REVIEW: Noble #3-"Voiceprint Override" | IVWall

REVIEW: Noble #3-"Voiceprint Override"

Sat, 07/22/2017 - 09:25

NOBLE #3 | Writer: Brandon Thomas | Penciller: Roger Robinson | Colorist: Juan Fernadez | Letterer: Saida Temofonte | Price: $3.99

Brandon Thomas’ work on Lion Forge’s first Catalyst Prime title continues to amaze me in Noble #3. In this issue, we open up with David Powell laying the hurt down a number of scientists who didn’t seem to expect the assault. Like every issue thus far the reveals have been enough to keep me quick on the page turn.

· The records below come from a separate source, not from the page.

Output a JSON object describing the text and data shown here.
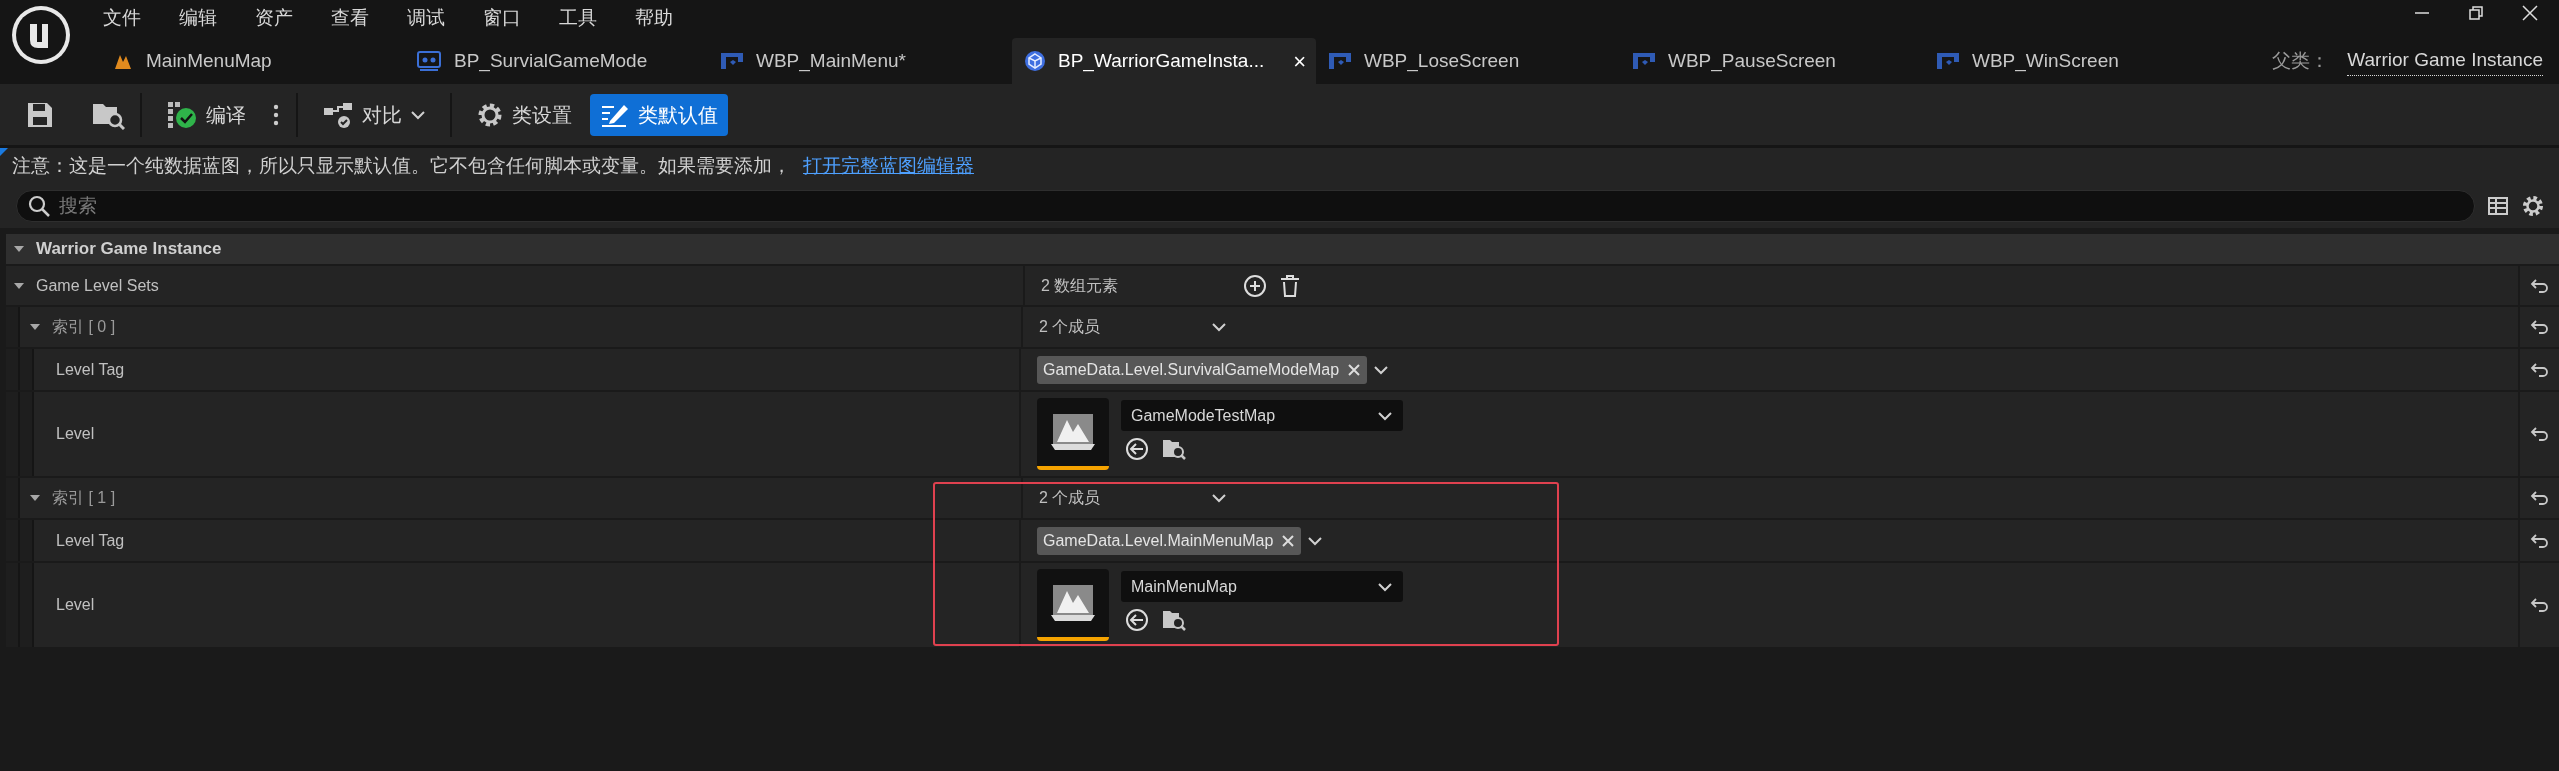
{
  "menu": [
    "文件",
    "编辑",
    "资产",
    "查看",
    "调试",
    "窗口",
    "工具",
    "帮助"
  ],
  "tabs": [
    {
      "label": "MainMenuMap",
      "kind": "level",
      "selected": false
    },
    {
      "label": "BP_SurvialGameMode",
      "kind": "gamemode",
      "selected": false
    },
    {
      "label": "WBP_MainMenu*",
      "kind": "widget",
      "selected": false
    },
    {
      "label": "BP_WarriorGameInsta...",
      "kind": "instance",
      "selected": true,
      "close": "×"
    },
    {
      "label": "WBP_LoseScreen",
      "kind": "widget",
      "selected": false
    },
    {
      "label": "WBP_PauseScreen",
      "kind": "widget",
      "selected": false
    },
    {
      "label": "WBP_WinScreen",
      "kind": "widget",
      "selected": false
    }
  ],
  "parent_class": {
    "label": "父类：",
    "value": "Warrior Game Instance"
  },
  "toolbar": [
    {
      "kind": "save"
    },
    {
      "kind": "browse"
    },
    {
      "kind": "compile",
      "label": "编译"
    },
    {
      "kind": "more"
    },
    {
      "kind": "diff",
      "label": "对比"
    },
    {
      "kind": "settings",
      "label": "类设置",
      "selected": false
    },
    {
      "kind": "defaults",
      "label": "类默认值",
      "selected": true
    }
  ],
  "notice": {
    "text": "注意：这是一个纯数据蓝图，所以只显示默认值。它不包含任何脚本或变量。如果需要添加，",
    "link": "打开完整蓝图编辑器"
  },
  "search": {
    "placeholder": "搜索"
  },
  "category": {
    "label": "Warrior Game Instance",
    "expanded": true
  },
  "property": {
    "label": "Game Level Sets",
    "value": "2 数组元素",
    "expanded": true,
    "elements": [
      {
        "label": "索引 [ 0 ]",
        "value": "2 个成员",
        "expanded": true,
        "highlighted": false,
        "fields": [
          {
            "kind": "tag",
            "label": "Level Tag",
            "value": "GameData.Level.SurvivalGameModeMap"
          },
          {
            "kind": "asset",
            "label": "Level",
            "value": "GameModeTestMap"
          }
        ]
      },
      {
        "label": "索引 [ 1 ]",
        "value": "2 个成员",
        "expanded": true,
        "highlighted": true,
        "fields": [
          {
            "kind": "tag",
            "label": "Level Tag",
            "value": "GameData.Level.MainMenuMap"
          },
          {
            "kind": "asset",
            "label": "Level",
            "value": "MainMenuMap"
          }
        ]
      }
    ]
  }
}
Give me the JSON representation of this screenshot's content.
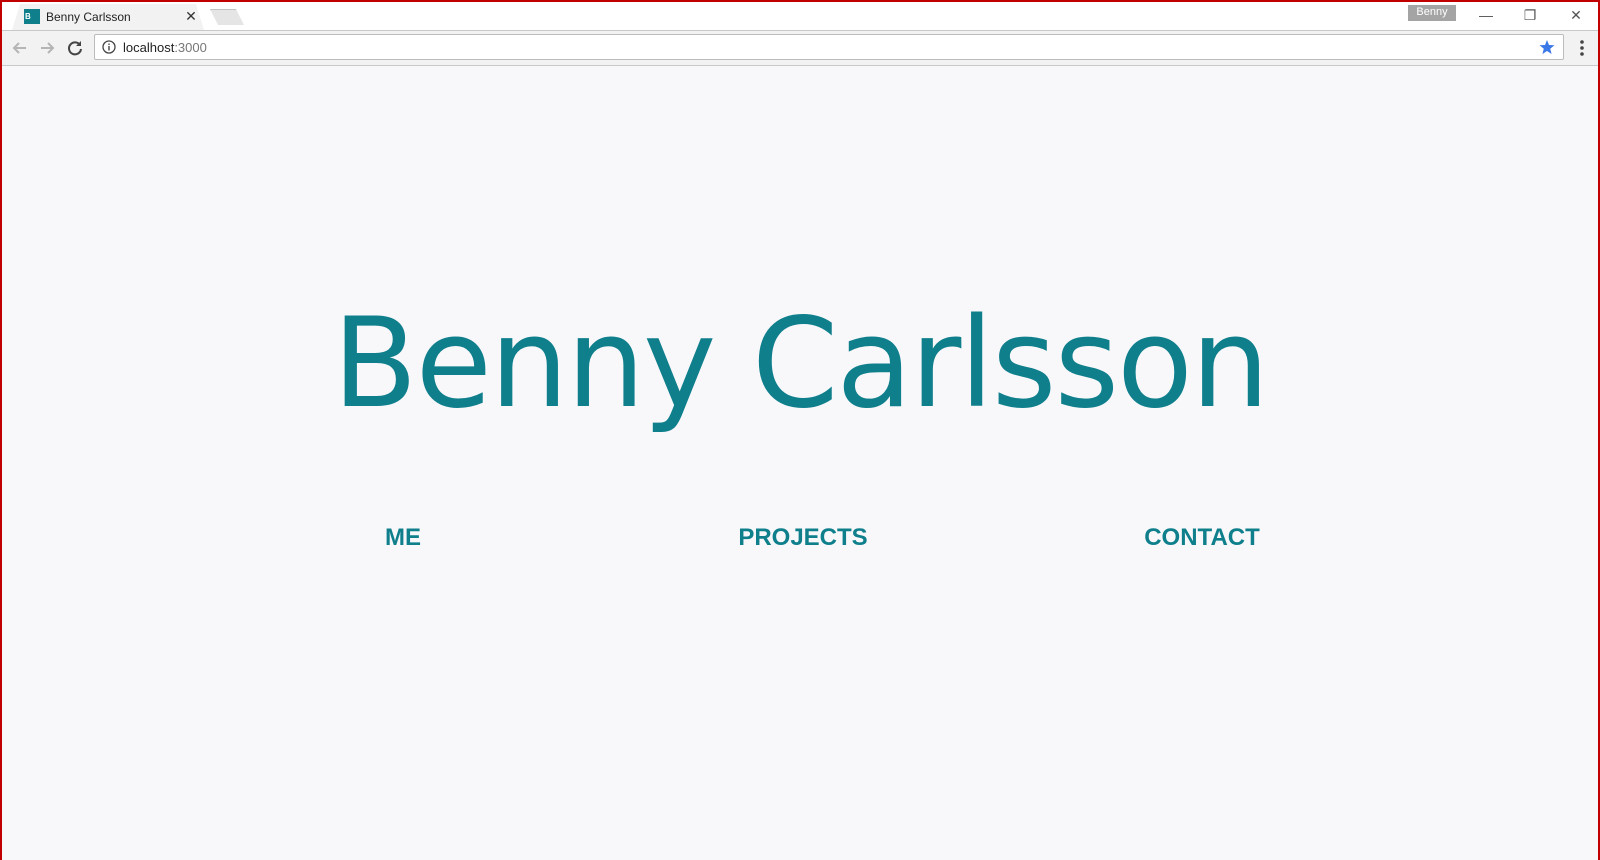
{
  "browser": {
    "tab": {
      "title": "Benny Carlsson",
      "favicon_text": "B",
      "close_glyph": "✕"
    },
    "profile_name": "Benny",
    "window_controls": {
      "minimize": "—",
      "restore": "❐",
      "close": "✕"
    },
    "address_bar": {
      "host": "localhost",
      "port": ":3000"
    },
    "icons": {
      "back": "back-arrow-icon",
      "forward": "forward-arrow-icon",
      "reload": "reload-icon",
      "site_info": "info-icon",
      "bookmark": "star-icon",
      "menu": "kebab-menu-icon"
    }
  },
  "page": {
    "title": "Benny Carlsson",
    "nav": [
      {
        "label": "ME"
      },
      {
        "label": "PROJECTS"
      },
      {
        "label": "CONTACT"
      }
    ]
  },
  "colors": {
    "accent": "#0f7f8c",
    "page_background": "#f8f8fb",
    "bookmark_star": "#3b78e7",
    "window_border": "#c00000"
  }
}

We’re introduced to Lorena, someone that it seems he knows, and someone he seems to have complete control over here. With his level of power, this is rather interesting. As expected, the company calling itself “Foresight” seems to have created weapons out of humans and found a way to control them.

Every issue of Noble thus far has been sure not to be stingy with generous doses of pure, explosive action. Every page, every panel with Powell reminds us of how powerful he is, and beyond that, he also seems like he had some sort of extensive combat training beforehand. Outside of his abilities he certainly seems to know how to handle himself in a fight. The only real threat that Foresight seems to pose to him is the mysterious voiceprint override that only Lorena has (as far as we know) and what also looks like the ability wipe his memory. Whether or not this is actually case is unclear.

The plot is driven by Powell’ need to find out who he is, as well as where his family is. In the first few issues he seems attached the flashes of the memories of his son to keep him motivated. Meanwhile, his wife, Astrid, an ex-agent of what seems to be Foresight, has no memory issues and was informed that her husband is alive. She’s fighting through hell and high water to get to him. I absolutely love her action scenes! Though at the same time, Foresight is trying to bring Powell and Astrid back in. This creates an attraction of forces moved by plot and opposing desires. Great conflict and story construction.

As the Catalyst Prime universe continues to expand, more truths about it unfold. Where there is power, there are always greedy organizations trying to harness it. As such there are always people trying to oppose it. That struggle is a basis for strong moral dichotomy in the fight for control and nobility. These are the kind of super hero origin stories that I like. With the kind of powered individuals the book is introducing, it seems that the possibilities for heroes and villains are endless. I’m interested to see what the writers come up with.

The creative team on this book is a powerhouse. It’s clear that Brandon Thomas likes to write action and Roger Robinson is exceedingly proficient at drawing it. I can’t get enough of it! Roger’s skill with making the human anatomy look so powerful is a talent in itself. He also has a way with giving each character their own distinct look. I never mistaken one for another, even if I’m unable to tell their hair color or what they are wearing. On top of all that, I still must give a shout out to the colorist and letterer for bringing this all together. Everything together makes Noble the great work of art that it is.

Noble is one of my favorite comics right now. It’s rare we get a book with a solid, constantly compelling story that features brand new black characters at the forefront. It’s even more rare that we get, skilled, proficient black women in them as well. Astrid is just as skilled as her husband if not more so (barring his powers), and I loved her action scene so much, I must’ve read it three of four times. This was the perfect book to kick off the new Catalyst Prime universe, and as always, I am awaiting the next issue. Go list it at your LCS now.


Sceritz is John B. Robinson IV and John B. Robinson IV is a cosmic blerd with a passion for a obliterating the the IVth Wall and setting free the hordes of geek and fandoms scattered throughout the multiverse in the form of rants of epic proportions. Creator of